[Exercise objective]:
Write each entry out again, exactly as it is written.

● ● ● ● ●

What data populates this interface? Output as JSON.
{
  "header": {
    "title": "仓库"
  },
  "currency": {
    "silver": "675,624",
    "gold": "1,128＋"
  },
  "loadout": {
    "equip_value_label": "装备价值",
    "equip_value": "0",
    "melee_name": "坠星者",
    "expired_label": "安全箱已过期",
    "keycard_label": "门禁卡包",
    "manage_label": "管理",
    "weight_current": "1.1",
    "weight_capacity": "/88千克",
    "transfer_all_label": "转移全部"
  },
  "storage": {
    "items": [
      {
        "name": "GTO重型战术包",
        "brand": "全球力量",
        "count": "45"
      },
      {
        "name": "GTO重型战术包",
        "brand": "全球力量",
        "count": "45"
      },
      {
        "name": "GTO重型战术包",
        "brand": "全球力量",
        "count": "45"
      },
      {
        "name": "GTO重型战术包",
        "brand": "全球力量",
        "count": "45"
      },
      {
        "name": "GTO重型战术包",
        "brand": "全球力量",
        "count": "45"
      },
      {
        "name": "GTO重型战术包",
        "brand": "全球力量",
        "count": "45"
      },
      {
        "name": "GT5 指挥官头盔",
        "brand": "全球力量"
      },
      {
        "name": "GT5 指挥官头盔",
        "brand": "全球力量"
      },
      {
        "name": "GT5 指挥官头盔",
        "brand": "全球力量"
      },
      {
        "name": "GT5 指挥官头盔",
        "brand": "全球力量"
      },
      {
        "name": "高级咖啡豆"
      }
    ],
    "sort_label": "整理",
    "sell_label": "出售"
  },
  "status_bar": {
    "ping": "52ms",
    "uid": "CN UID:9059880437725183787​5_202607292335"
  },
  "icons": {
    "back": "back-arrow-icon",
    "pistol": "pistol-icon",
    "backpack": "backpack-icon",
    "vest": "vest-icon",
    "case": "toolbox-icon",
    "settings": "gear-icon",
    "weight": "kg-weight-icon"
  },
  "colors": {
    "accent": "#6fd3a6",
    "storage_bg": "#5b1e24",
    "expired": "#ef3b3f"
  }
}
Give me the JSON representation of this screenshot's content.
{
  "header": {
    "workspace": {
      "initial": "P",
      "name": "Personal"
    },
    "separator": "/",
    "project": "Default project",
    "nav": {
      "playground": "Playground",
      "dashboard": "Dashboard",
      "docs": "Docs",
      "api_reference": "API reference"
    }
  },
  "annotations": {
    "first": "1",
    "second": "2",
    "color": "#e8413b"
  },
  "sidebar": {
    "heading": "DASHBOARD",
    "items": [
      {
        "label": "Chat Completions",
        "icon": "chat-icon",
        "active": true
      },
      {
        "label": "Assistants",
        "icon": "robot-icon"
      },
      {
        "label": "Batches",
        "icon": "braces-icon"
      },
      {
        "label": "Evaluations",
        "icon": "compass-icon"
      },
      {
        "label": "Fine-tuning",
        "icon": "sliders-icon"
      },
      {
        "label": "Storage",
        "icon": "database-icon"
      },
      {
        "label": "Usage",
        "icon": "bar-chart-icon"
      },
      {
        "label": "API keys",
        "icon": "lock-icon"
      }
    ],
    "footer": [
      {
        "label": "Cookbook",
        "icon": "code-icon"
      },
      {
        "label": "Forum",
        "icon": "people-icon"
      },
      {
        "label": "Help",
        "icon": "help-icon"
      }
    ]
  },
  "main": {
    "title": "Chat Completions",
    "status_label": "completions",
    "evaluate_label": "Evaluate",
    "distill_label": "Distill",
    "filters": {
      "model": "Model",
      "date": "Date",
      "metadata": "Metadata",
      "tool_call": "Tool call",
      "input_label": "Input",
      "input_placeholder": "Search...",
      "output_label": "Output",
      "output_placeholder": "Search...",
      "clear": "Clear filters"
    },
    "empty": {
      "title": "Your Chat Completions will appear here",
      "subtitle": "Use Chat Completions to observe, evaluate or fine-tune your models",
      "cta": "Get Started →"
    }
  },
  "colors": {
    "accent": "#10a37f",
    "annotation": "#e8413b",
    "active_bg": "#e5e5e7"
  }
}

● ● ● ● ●

[Exercise output]:
What data populates this interface? Output as JSON.
{
  "header": {
    "title": "仓库"
  },
  "currency": {
    "silver": "675,624",
    "gold": "1,128＋"
  },
  "loadout": {
    "equip_value_label": "装备价值",
    "equip_value": "0",
    "melee_name": "坠星者",
    "expired_label": "安全箱已过期",
    "keycard_label": "门禁卡包",
    "manage_label": "管理",
    "weight_current": "1.1",
    "weight_capacity": "/88千克",
    "transfer_all_label": "转移全部"
  },
  "storage": {
    "items": [
      {
        "name": "GTO重型战术包",
        "brand": "全球力量",
        "count": "45"
      },
      {
        "name": "GTO重型战术包",
        "brand": "全球力量",
        "count": "45"
      },
      {
        "name": "GTO重型战术包",
        "brand": "全球力量",
        "count": "45"
      },
      {
        "name": "GTO重型战术包",
        "brand": "全球力量",
        "count": "45"
      },
      {
        "name": "GTO重型战术包",
        "brand": "全球力量",
        "count": "45"
      },
      {
        "name": "GTO重型战术包",
        "brand": "全球力量",
        "count": "45"
      },
      {
        "name": "GT5 指挥官头盔",
        "brand": "全球力量"
      },
      {
        "name": "GT5 指挥官头盔",
        "brand": "全球力量"
      },
      {
        "name": "GT5 指挥官头盔",
        "brand": "全球力量"
      },
      {
        "name": "GT5 指挥官头盔",
        "brand": "全球力量"
      },
      {
        "name": "高级咖啡豆"
      }
    ],
    "sort_label": "整理",
    "sell_label": "出售"
  },
  "status_bar": {
    "ping": "52ms",
    "uid": "CN UID:9059880437725183787​5_202607292335"
  },
  "icons": {
    "back": "back-arrow-icon",
    "pistol": "pistol-icon",
    "backpack": "backpack-icon",
    "vest": "vest-icon",
    "case": "toolbox-icon",
    "settings": "gear-icon",
    "weight": "kg-weight-icon"
  },
  "colors": {
    "accent": "#6fd3a6",
    "storage_bg": "#5b1e24",
    "expired": "#ef3b3f"
  }
}
Give me the JSON representation of this screenshot's content.
{
  "header": {
    "workspace": {
      "initial": "P",
      "name": "Personal"
    },
    "separator": "/",
    "project": "Default project",
    "nav": {
      "playground": "Playground",
      "dashboard": "Dashboard",
      "docs": "Docs",
      "api_reference": "API reference"
    }
  },
  "annotations": {
    "first": "1",
    "second": "2",
    "color": "#e8413b"
  },
  "sidebar": {
    "heading": "DASHBOARD",
    "items": [
      {
        "label": "Chat Completions",
        "icon": "chat-icon",
        "active": true
      },
      {
        "label": "Assistants",
        "icon": "robot-icon"
      },
      {
        "label": "Batches",
        "icon": "braces-icon"
      },
      {
        "label": "Evaluations",
        "icon": "compass-icon"
      },
      {
        "label": "Fine-tuning",
        "icon": "sliders-icon"
      },
      {
        "label": "Storage",
        "icon": "database-icon"
      },
      {
        "label": "Usage",
        "icon": "bar-chart-icon"
      },
      {
        "label": "API keys",
        "icon": "lock-icon"
      }
    ],
    "footer": [
      {
        "label": "Cookbook",
        "icon": "code-icon"
      },
      {
        "label": "Forum",
        "icon": "people-icon"
      },
      {
        "label": "Help",
        "icon": "help-icon"
      }
    ]
  },
  "main": {
    "title": "Chat Completions",
    "status_label": "completions",
    "evaluate_label": "Evaluate",
    "distill_label": "Distill",
    "filters": {
      "model": "Model",
      "date": "Date",
      "metadata": "Metadata",
      "tool_call": "Tool call",
      "input_label": "Input",
      "input_placeholder": "Search...",
      "output_label": "Output",
      "output_placeholder": "Search...",
      "clear": "Clear filters"
    },
    "empty": {
      "title": "Your Chat Completions will appear here",
      "subtitle": "Use Chat Completions to observe, evaluate or fine-tune your models",
      "cta": "Get Started →"
    }
  },
  "colors": {
    "accent": "#10a37f",
    "annotation": "#e8413b",
    "active_bg": "#e5e5e7"
  }
}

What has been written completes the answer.